October 20, 2021 - 8:00 am
Last year, women were encouraged to get their mammograms, even in the midst of the COVID-19 pandemic. While many listened and got this important annual screening, many others chose not to for a variety of reasons.
Now, says Rupesh Parikh, M.D., practice president for Comprehensive Cancer Centers and chief of staff for Dignity Health-St. Rose Dominican’s Siena and Rose de Lima campuses, is the time to take back our lives and our health as most screening facilities are open once again.
“I’ve heard from many women who wished they would’ve heeded the suggestion and gotten their mammograms during the pandemic,” Parikh said. “Breast cancer doesn’t wait just because another health issue is getting more press. … It continues to march on.”
While Parikh laments the unfortunate situations some patients are facing — stage 3 and even stage 4 cancers because of the postponement of important health tests or treatment protocols — he also shares that, today, many younger women are getting cancer, making the timeliness of these tests even more crucial.
“If you feel something suspicious when you’re doing your monthly breast self-exam, get it looked at as soon as possible,” he said. “Often, younger women just chalk their worries up to their busy lifestyle, and — because they don’t meet the ‘qualified’ mammogram age of 40 — opt not to look into these seemingly abnormal occurrences further.
“With today’s cases often being caused by risk factors other than just those that are age-related, it’s never too early to be safe.
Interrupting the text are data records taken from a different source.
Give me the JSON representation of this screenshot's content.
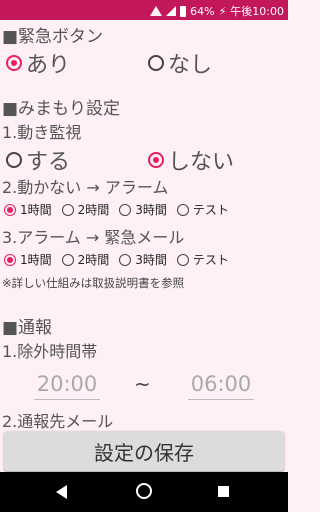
{
  "status_bar": {
    "battery": "64%",
    "time": "午後10:00"
  },
  "sections": {
    "emergency": {
      "title": "■緊急ボタン",
      "options": [
        "あり",
        "なし"
      ],
      "selected": 0
    },
    "monitor": {
      "title": "■みまもり設定",
      "sub1": "1.動き監視",
      "sub1_options": [
        "する",
        "しない"
      ],
      "sub1_selected": 1,
      "sub2": "2.動かない → アラーム",
      "sub2_options": [
        "1時間",
        "2時間",
        "3時間",
        "テスト"
      ],
      "sub2_selected": 0,
      "sub3": "3.アラーム → 緊急メール",
      "sub3_options": [
        "1時間",
        "2時間",
        "3時間",
        "テスト"
      ],
      "sub3_selected": 0,
      "note": "※詳しい仕組みは取扱説明書を参照"
    },
    "report": {
      "title": "■通報",
      "sub1": "1.除外時間帯",
      "time_from": "20:00",
      "time_sep": "~",
      "time_to": "06:00",
      "sub2": "2.通報先メール"
    }
  },
  "save_button": "設定の保存",
  "colors": {
    "status": "#c2185b",
    "accent": "#e91e63",
    "background": "#fff0f6"
  }
}
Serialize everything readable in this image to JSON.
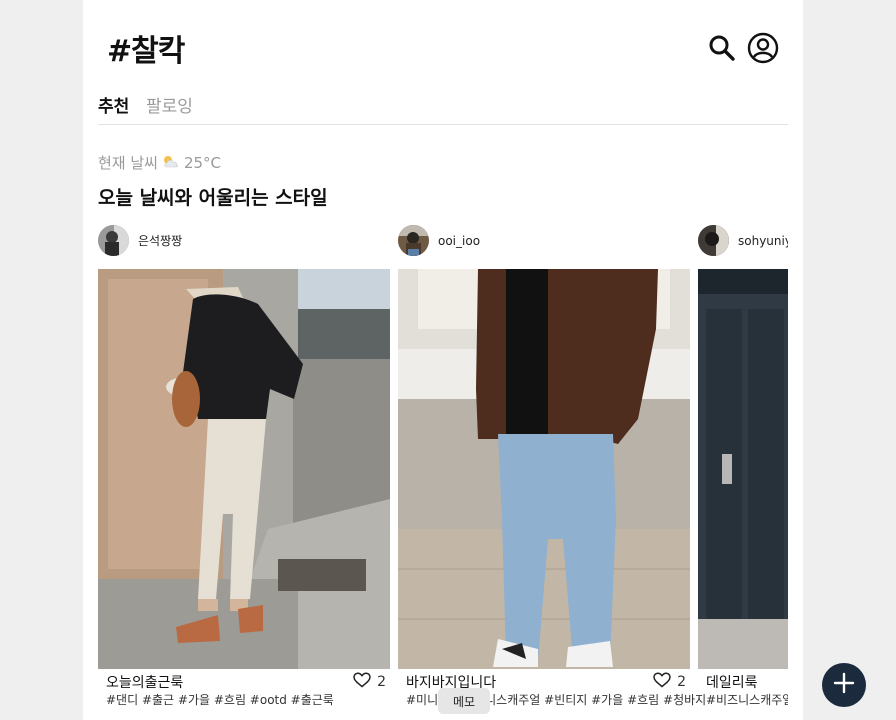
{
  "app": {
    "logo": "#찰칵"
  },
  "header": {
    "search_icon": "search-icon",
    "profile_icon": "user-circle-icon"
  },
  "tabs": [
    {
      "label": "추천",
      "active": true
    },
    {
      "label": "팔로잉",
      "active": false
    }
  ],
  "weather": {
    "label": "현재 날씨",
    "icon": "partly-cloudy-icon",
    "temperature": "25°C"
  },
  "section": {
    "title": "오늘 날씨와 어울리는 스타일"
  },
  "posts": [
    {
      "username": "은석짱짱",
      "caption": "오늘의출근룩",
      "likes": "2",
      "tags": "#댄디 #출근 #가을 #흐림 #ootd #출근룩"
    },
    {
      "username": "ooi_ioo",
      "caption": "바지바지입니다",
      "likes": "2",
      "tags": "#미니멀 #비즈니스캐주얼 #빈티지 #가을 #흐림 #청바지"
    },
    {
      "username": "sohyuniy",
      "caption": "데일리룩",
      "likes": "",
      "tags": "#비즈니스캐주얼"
    }
  ],
  "memo": {
    "label": "메모"
  },
  "fab": {
    "icon": "plus-icon"
  },
  "colors": {
    "fab_bg": "#1b2a3d",
    "muted_text": "#9a9a9a"
  }
}
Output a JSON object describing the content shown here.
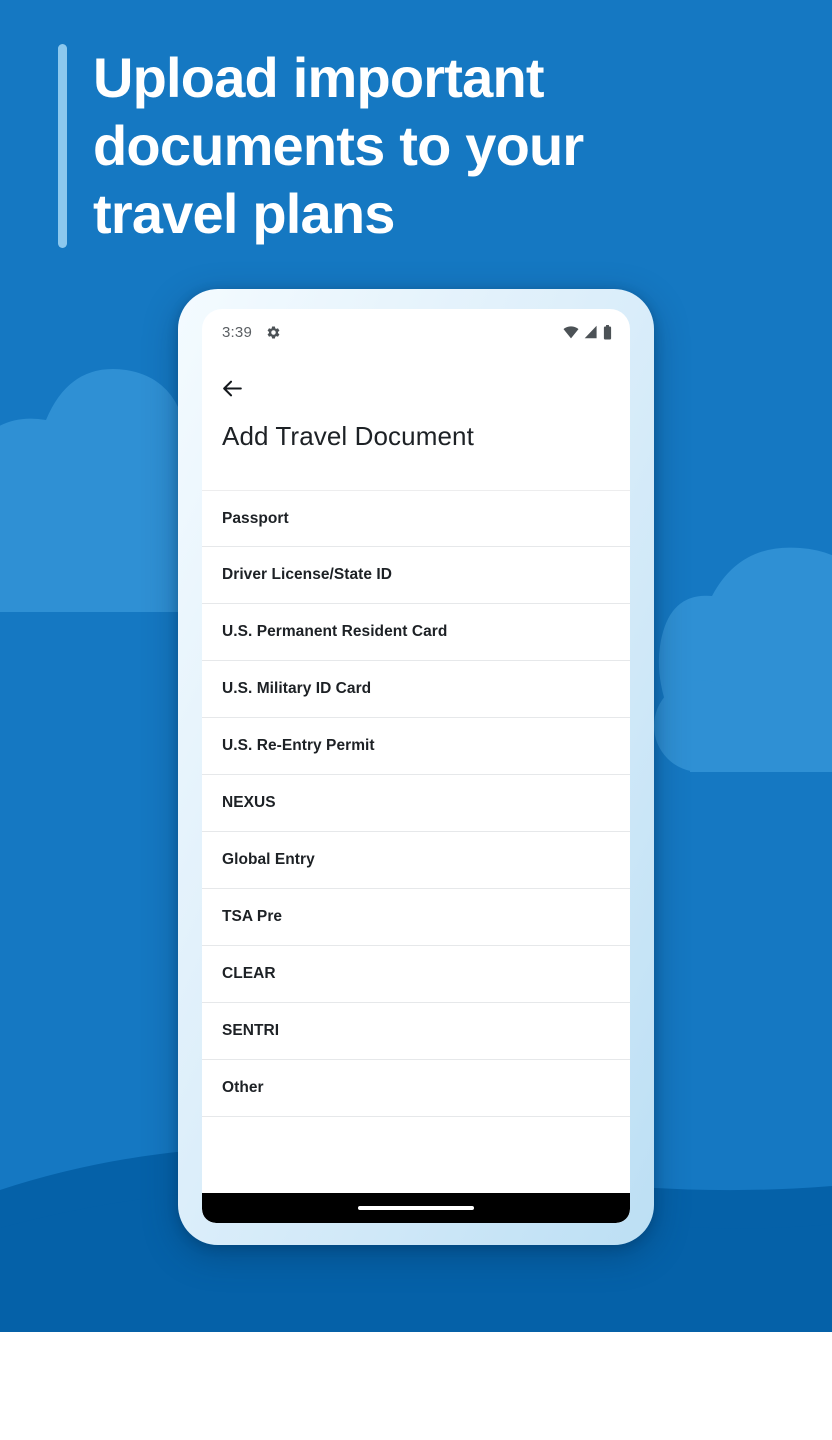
{
  "promo": {
    "headline": "Upload important\ndocuments to your\ntravel plans",
    "accent_color": "#8cc8ee",
    "background_color": "#1578c2",
    "background_color_dark": "#0561a8",
    "cloud_color": "#2f90d4"
  },
  "phone": {
    "status_bar": {
      "time": "3:39",
      "icons": [
        "gear-icon",
        "wifi-icon",
        "cellular-signal-icon",
        "battery-icon"
      ]
    },
    "app_bar": {
      "back_icon": "arrow-left-icon",
      "title": "Add Travel Document"
    },
    "document_types": [
      {
        "label": "Passport"
      },
      {
        "label": "Driver License/State ID"
      },
      {
        "label": "U.S. Permanent Resident Card"
      },
      {
        "label": "U.S. Military ID Card"
      },
      {
        "label": "U.S. Re-Entry Permit"
      },
      {
        "label": "NEXUS"
      },
      {
        "label": "Global Entry"
      },
      {
        "label": "TSA Pre"
      },
      {
        "label": "CLEAR"
      },
      {
        "label": "SENTRI"
      },
      {
        "label": "Other"
      }
    ],
    "gesture_nav": {
      "handle": "home-gesture-handle"
    }
  }
}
Our job is to help prevent late detection of cancer and to let people know that if you do find the disease sooner than later, there are more ways to treat cancer if we can catch it early. As I keep saying, I much rather prevent the disease than treat the disease.”
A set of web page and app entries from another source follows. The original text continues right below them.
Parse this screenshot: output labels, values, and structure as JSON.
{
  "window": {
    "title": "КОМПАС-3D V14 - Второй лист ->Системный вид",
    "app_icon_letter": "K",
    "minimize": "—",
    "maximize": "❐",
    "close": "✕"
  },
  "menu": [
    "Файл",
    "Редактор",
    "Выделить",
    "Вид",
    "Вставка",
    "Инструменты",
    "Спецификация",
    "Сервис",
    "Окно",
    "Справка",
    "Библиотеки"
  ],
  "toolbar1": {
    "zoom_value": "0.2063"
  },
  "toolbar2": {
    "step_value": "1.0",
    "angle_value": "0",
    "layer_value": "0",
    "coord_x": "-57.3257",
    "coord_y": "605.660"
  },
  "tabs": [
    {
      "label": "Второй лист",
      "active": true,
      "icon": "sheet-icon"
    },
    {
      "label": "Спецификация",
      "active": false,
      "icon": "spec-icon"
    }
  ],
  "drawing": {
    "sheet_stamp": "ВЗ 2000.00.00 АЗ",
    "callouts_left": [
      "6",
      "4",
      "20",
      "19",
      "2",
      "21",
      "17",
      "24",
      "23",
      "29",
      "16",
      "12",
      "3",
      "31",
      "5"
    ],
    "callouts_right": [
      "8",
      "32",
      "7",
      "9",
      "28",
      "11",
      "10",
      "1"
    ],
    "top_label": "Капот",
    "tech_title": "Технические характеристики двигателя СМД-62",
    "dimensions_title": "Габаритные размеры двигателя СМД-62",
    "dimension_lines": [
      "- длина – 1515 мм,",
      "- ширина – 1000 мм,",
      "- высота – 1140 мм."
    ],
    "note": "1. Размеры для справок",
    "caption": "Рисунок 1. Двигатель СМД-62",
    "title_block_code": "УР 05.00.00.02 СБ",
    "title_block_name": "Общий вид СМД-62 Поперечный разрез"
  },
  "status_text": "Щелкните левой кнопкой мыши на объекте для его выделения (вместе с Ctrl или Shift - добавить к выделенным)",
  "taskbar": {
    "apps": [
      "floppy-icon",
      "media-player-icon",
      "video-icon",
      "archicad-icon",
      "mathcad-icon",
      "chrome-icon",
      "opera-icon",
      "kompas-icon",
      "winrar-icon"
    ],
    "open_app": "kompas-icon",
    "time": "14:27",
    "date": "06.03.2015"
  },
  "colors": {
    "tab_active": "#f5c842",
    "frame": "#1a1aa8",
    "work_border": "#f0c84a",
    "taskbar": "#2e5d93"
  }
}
Attendance at regular mammography screening substantially reduces the risk of dying from breast cancer, according to a large study of over half a million women, funded by the American Cancer Society and published in the journal Radiology. Researchers said women who skip even one scheduled mammography screening before a breast cancer diagnosis face a significantly higher risk of dying from the cancer.
“This is the first time we’ve analyzed the mortality benefit of not just breast cancer screening but regular breast cancer screening using such a robust, comprehensive data set,” said Robert Smith, Ph.D., senior vice president of cancer screening for the American Cancer Society.
He added, “This study comes at a critical time, as a staggering number of women have missed their regular mammogram over the past 12 months due to the period when screening services were suspended as a result of the pandemic, as well as enduring fears and barriers caused by the COVID-19 pandemic.”
Another study published in the Journal of Cancer in March 2020 was led by László Tabár, M.D., in Falun, Sweden, where a multinational team of researchers took a more detailed look at screening attendance patterns to further refine mortality risk estimates. They analyzed data from almost 550,000 women eligible for mammography screening in nine Swedish counties between 1992 and 2016.
The women were divided into groups based on their participation in the two most recent scheduled screening exams before cancer diagnosis. Women who participated in both screening sessions before diagnosis were identified as serial participants, while those who did not attend either screening opportunity were categorized as serial nonparticipants.
As the world’s largest service screening study, this research showed that women who participated in mammography screening had a statistically significant 41 percent reduction in risk of death from breast cancer within 10 years of diagnosis and a 25 percent reduction in the rate of advanced breast cancers.
Furthermore, the analysis showed that participation in the two most recent mammography screening appointments before a breast cancer diagnosis provides a higher protection against breast cancer death than participation in neither or only one examination.
“Regular participation in all scheduled screenings confers the greatest reduction in your risk of dying from breast cancer,” said the study’s lead author, Stephen W. Duffy, professor of cancer screening at Queen Mary University of London. He said that the results add more evidence to support regular screening with mammography as a means for reducing breast cancer-related deaths.
“While we suspected that regular participation would confer a reduction greater than that with irregular participation, I think it is fair to say that we were slightly surprised by the size of the effect. The message that women should take from this analysis is clear: Regular screening tests can save your life,” Smith said.
In the United States during 2021, there will be an estimated 281,550 new cases of invasive breast cancer diagnosed in women and 43,600 deaths, higher rates than usual because of the screening slowdown during the pandemic.
By analyzing secondary data from 32 community health centers participating in a grant program funded in partnership with the NFL to bolster breast cancer services, American Cancer Society researchers estimated that 63 percent of women should have been screened in 2020 if historical trends from the previous years continued. But less than 50 percent were imaged for breast cancer last year, or roughly 47,517 fewer mammograms and 242 missed diagnoses.
Declines were consistent across centers, though magnitudes were greater at those serving higher proportions of Black patients.
“This study is important because these populations have long-standing barriers to accessing care, lower breast screening rates, higher breast cancer mortality rates, and are especially vulnerable to health care disruptions,” says Stacey Fedewa, Ph.D., the American Cancer Society’s senior principal scientist.
So what should women do? As Dr. Parikh said, “Awareness is key. The facilities are carefully following all COVID-19 protocols, so schedule your screening today. Time is of the essence.”